What to work on: For the data that follows, return each line unchanged and drop the pictures.

━━━━━━━━━━━━━━━━━━━━

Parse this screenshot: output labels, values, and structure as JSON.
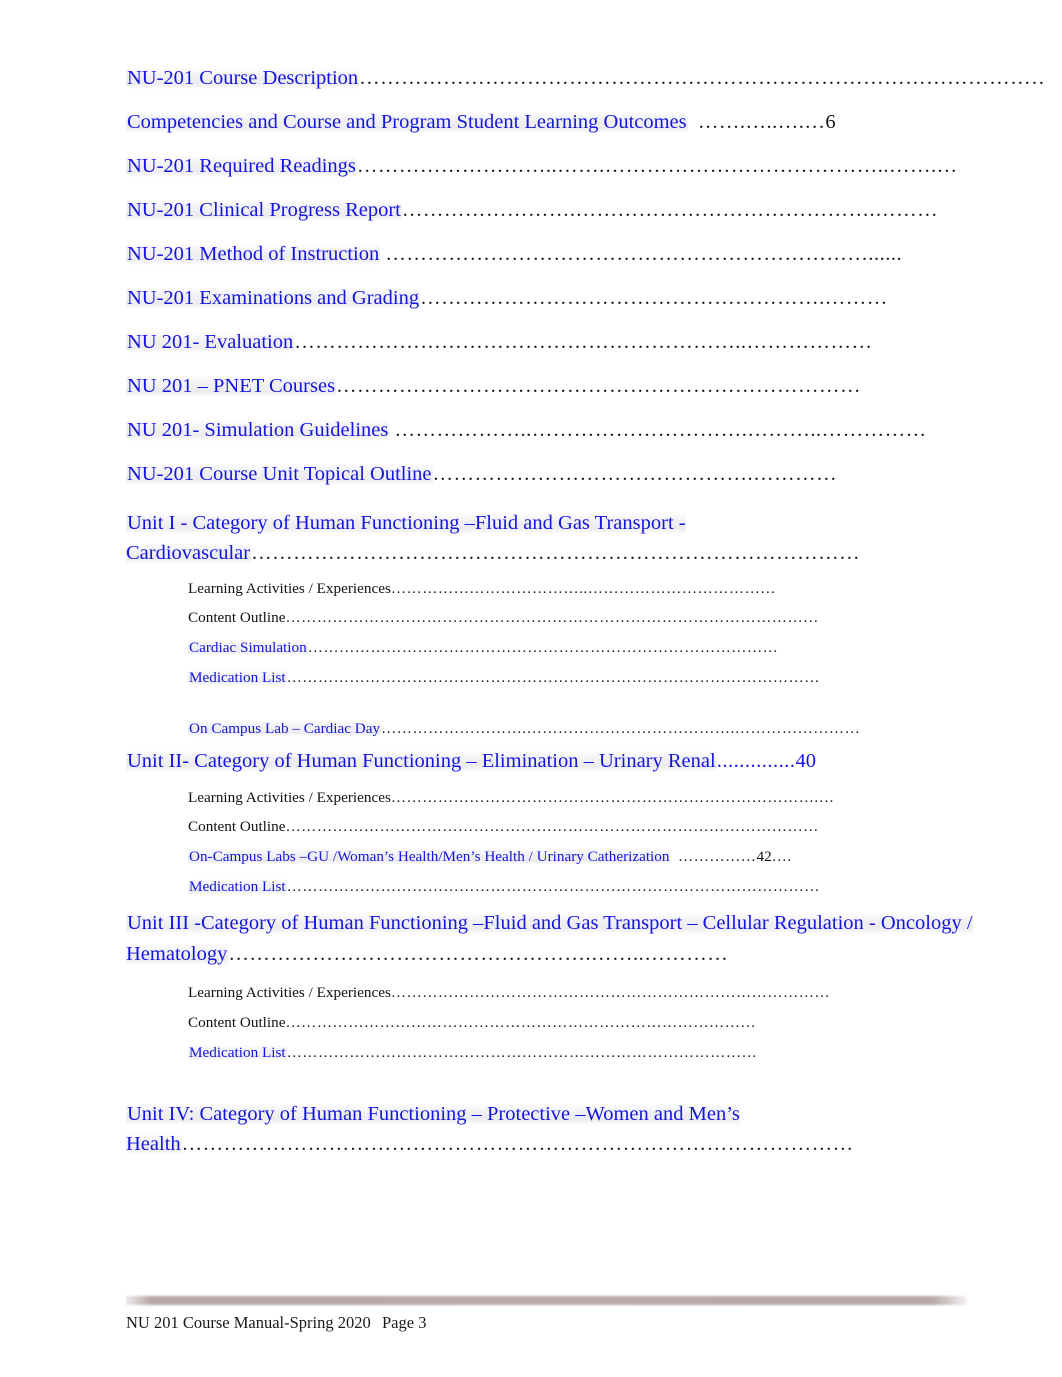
{
  "document": {
    "type": "table-of-contents",
    "page_label": "Page 3",
    "colors": {
      "link_blue": "#1515e0",
      "body_black": "#111111",
      "footer_rule": "#b9a8a8"
    }
  },
  "toc": {
    "entries": [
      {
        "level": 1,
        "label": "NU-201 Course Description",
        "leader": "…………………………………………………………………………………………",
        "page": "",
        "color": "blue"
      },
      {
        "level": 1,
        "label": "Competencies and Course and Program Student Learning Outcomes",
        "leader": "…….…..….…",
        "page": "6",
        "color": "blue",
        "page_color": "black"
      },
      {
        "level": 1,
        "label": "NU-201 Required Readings",
        "leader": "………………………..…….…………………………………..…….…",
        "page": "",
        "color": "blue"
      },
      {
        "level": 1,
        "label": "NU-201 Clinical Progress Report",
        "leader": "…………………….…………………………………….………",
        "page": "",
        "color": "blue"
      },
      {
        "level": 1,
        "label": "NU-201 Method of Instruction",
        "leader": "……………………………………………………………......",
        "page": "",
        "color": "blue"
      },
      {
        "level": 1,
        "label": "NU-201 Examinations and Grading",
        "leader": "………………………………………………….………",
        "page": "",
        "color": "blue"
      },
      {
        "level": 1,
        "label": "NU 201- Evaluation",
        "leader": "………………………………………………………..………………",
        "page": "",
        "color": "blue"
      },
      {
        "level": 1,
        "label": "NU 201 – PNET Courses",
        "leader": "…………………………………………………………………",
        "page": "",
        "color": "blue"
      },
      {
        "level": 1,
        "label": "NU 201- Simulation Guidelines",
        "leader": "………………..………………………….………..……………",
        "page": "",
        "color": "blue"
      },
      {
        "level": 1,
        "label": "NU-201 Course Unit Topical Outline",
        "leader": "……………………………………….…………",
        "page": "",
        "color": "blue"
      }
    ],
    "unit_1": {
      "heading_text": "Unit I - Category of Human Functioning –Fluid and Gas Transport - Cardiovascular",
      "heading_leader": "……………………………………………………………………………",
      "sub": [
        {
          "label": "Learning Activities / Experiences",
          "leader": "………………………………..………………………………",
          "color": "black"
        },
        {
          "label": "Content Outline",
          "leader": "…………………………………………………………………………………………",
          "color": "black"
        },
        {
          "label": "Cardiac Simulation",
          "leader": "………………………………………………………………………………",
          "color": "blue"
        },
        {
          "label": "Medication List",
          "leader": "…………………………………………………………………………………………",
          "color": "blue"
        },
        {
          "label": "On Campus Lab – Cardiac Day",
          "leader": "……………………….………………………………….……………………",
          "color": "blue"
        }
      ]
    },
    "unit_2": {
      "heading_text": "Unit II- Category of Human Functioning – Elimination – Urinary Renal",
      "heading_leader": "..............",
      "heading_page": "40",
      "sub": [
        {
          "label": "Learning Activities / Experiences",
          "leader": "……………………………………………………………………….…",
          "color": "black"
        },
        {
          "label": "Content Outline",
          "leader": "…………………………………………………………………………………………",
          "color": "black"
        },
        {
          "label": "On-Campus Labs –GU /Woman’s Health/Men’s Health / Urinary Catherization",
          "leader": "……………",
          "page": "42",
          "trailer": "….",
          "color": "blue",
          "page_color": "black"
        },
        {
          "label": "Medication List",
          "leader": "…………………………………………………………………………………………",
          "color": "blue"
        }
      ]
    },
    "unit_3": {
      "heading_text": "Unit III -Category of Human Functioning –Fluid and Gas Transport – Cellular Regulation   - Oncology / Hematology",
      "heading_leader": "…………………………………………….……..…………",
      "sub": [
        {
          "label": "Learning Activities / Experiences",
          "leader": "…………………………………………………………………………",
          "color": "black"
        },
        {
          "label": "Content Outline",
          "leader": "………………………………………………………………………………",
          "color": "black"
        },
        {
          "label": "Medication List",
          "leader": "………………………………………………………………………………",
          "color": "blue"
        }
      ]
    },
    "unit_4": {
      "heading_text": "Unit IV: Category of Human Functioning – Protective  –Women and Men’s Health",
      "heading_leader": "……………………………………………………………………………………"
    }
  },
  "footer": {
    "left": "NU 201 Course Manual-Spring 2020",
    "page": "Page 3"
  }
}
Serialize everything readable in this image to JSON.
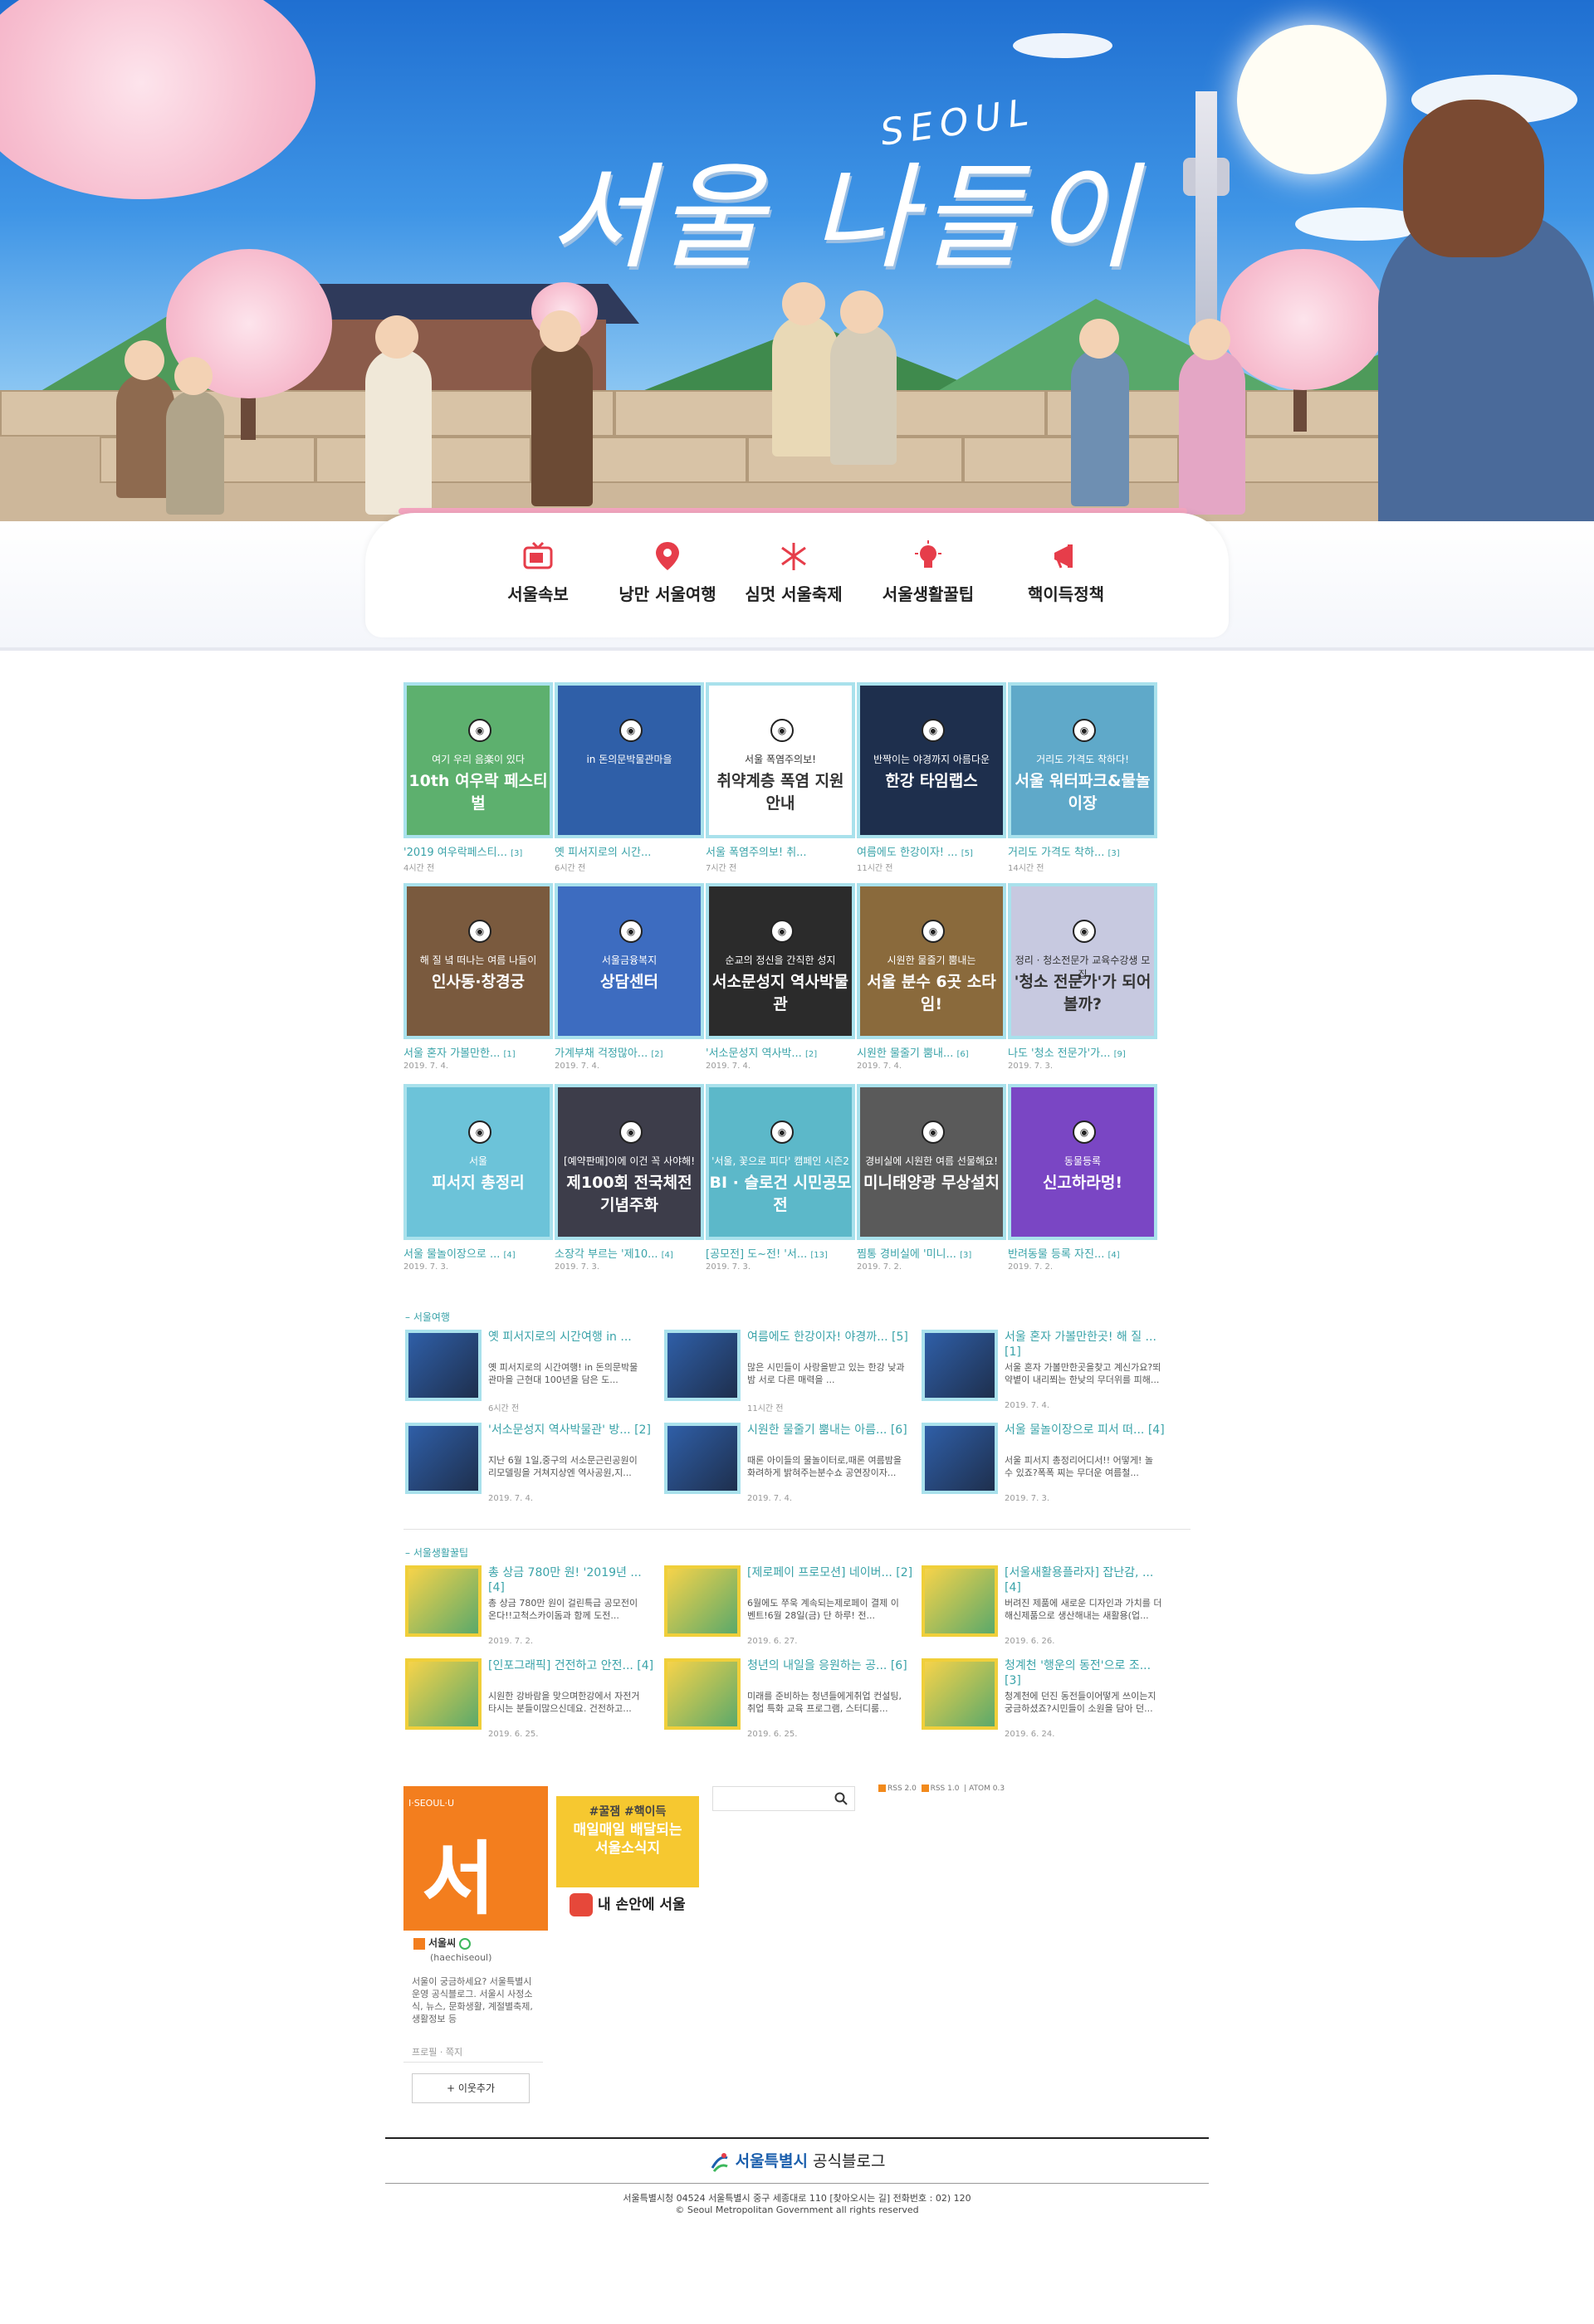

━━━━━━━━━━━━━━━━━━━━

Finished task:
Parse this screenshot: output labels, values, and structure as JSON.
{
  "document": {
    "type": "table-of-contents",
    "page_label": "Page 3",
    "colors": {
      "link_blue": "#1515e0",
      "body_black": "#111111",
      "footer_rule": "#b9a8a8"
    }
  },
  "toc": {
    "entries": [
      {
        "level": 1,
        "label": "NU-201 Course Description",
        "leader": "…………………………………………………………………………………………",
        "page": "",
        "color": "blue"
      },
      {
        "level": 1,
        "label": "Competencies and Course and Program Student Learning Outcomes",
        "leader": "…….…..….…",
        "page": "6",
        "color": "blue",
        "page_color": "black"
      },
      {
        "level": 1,
        "label": "NU-201 Required Readings",
        "leader": "………………………..…….…………………………………..…….…",
        "page": "",
        "color": "blue"
      },
      {
        "level": 1,
        "label": "NU-201 Clinical Progress Report",
        "leader": "…………………….…………………………………….………",
        "page": "",
        "color": "blue"
      },
      {
        "level": 1,
        "label": "NU-201 Method of Instruction",
        "leader": "……………………………………………………………......",
        "page": "",
        "color": "blue"
      },
      {
        "level": 1,
        "label": "NU-201 Examinations and Grading",
        "leader": "………………………………………………….………",
        "page": "",
        "color": "blue"
      },
      {
        "level": 1,
        "label": "NU 201- Evaluation",
        "leader": "………………………………………………………..………………",
        "page": "",
        "color": "blue"
      },
      {
        "level": 1,
        "label": "NU 201 – PNET Courses",
        "leader": "…………………………………………………………………",
        "page": "",
        "color": "blue"
      },
      {
        "level": 1,
        "label": "NU 201- Simulation Guidelines",
        "leader": "………………..………………………….………..……………",
        "page": "",
        "color": "blue"
      },
      {
        "level": 1,
        "label": "NU-201 Course Unit Topical Outline",
        "leader": "……………………………………….…………",
        "page": "",
        "color": "blue"
      }
    ],
    "unit_1": {
      "heading_text": "Unit I - Category of Human Functioning –Fluid and Gas Transport - Cardiovascular",
      "heading_leader": "……………………………………………………………………………",
      "sub": [
        {
          "label": "Learning Activities / Experiences",
          "leader": "………………………………..………………………………",
          "color": "black"
        },
        {
          "label": "Content Outline",
          "leader": "…………………………………………………………………………………………",
          "color": "black"
        },
        {
          "label": "Cardiac Simulation",
          "leader": "………………………………………………………………………………",
          "color": "blue"
        },
        {
          "label": "Medication List",
          "leader": "…………………………………………………………………………………………",
          "color": "blue"
        },
        {
          "label": "On Campus Lab – Cardiac Day",
          "leader": "……………………….………………………………….……………………",
          "color": "blue"
        }
      ]
    },
    "unit_2": {
      "heading_text": "Unit II- Category of Human Functioning – Elimination – Urinary Renal",
      "heading_leader": "..............",
      "heading_page": "40",
      "sub": [
        {
          "label": "Learning Activities / Experiences",
          "leader": "……………………………………………………………………….…",
          "color": "black"
        },
        {
          "label": "Content Outline",
          "leader": "…………………………………………………………………………………………",
          "color": "black"
        },
        {
          "label": "On-Campus Labs –GU /Woman’s Health/Men’s Health / Urinary Catherization",
          "leader": "……………",
          "page": "42",
          "trailer": "….",
          "color": "blue",
          "page_color": "black"
        },
        {
          "label": "Medication List",
          "leader": "…………………………………………………………………………………………",
          "color": "blue"
        }
      ]
    },
    "unit_3": {
      "heading_text": "Unit III -Category of Human Functioning –Fluid and Gas Transport – Cellular Regulation   - Oncology / Hematology",
      "heading_leader": "…………………………………………….……..…………",
      "sub": [
        {
          "label": "Learning Activities / Experiences",
          "leader": "…………………………………………………………………………",
          "color": "black"
        },
        {
          "label": "Content Outline",
          "leader": "………………………………………………………………………………",
          "color": "black"
        },
        {
          "label": "Medication List",
          "leader": "………………………………………………………………………………",
          "color": "blue"
        }
      ]
    },
    "unit_4": {
      "heading_text": "Unit IV: Category of Human Functioning – Protective  –Women and Men’s Health",
      "heading_leader": "……………………………………………………………………………………"
    }
  },
  "footer": {
    "left": "NU 201 Course Manual-Spring 2020",
    "page": "Page 3"
  }
}
Serialize everything readable in this image to JSON.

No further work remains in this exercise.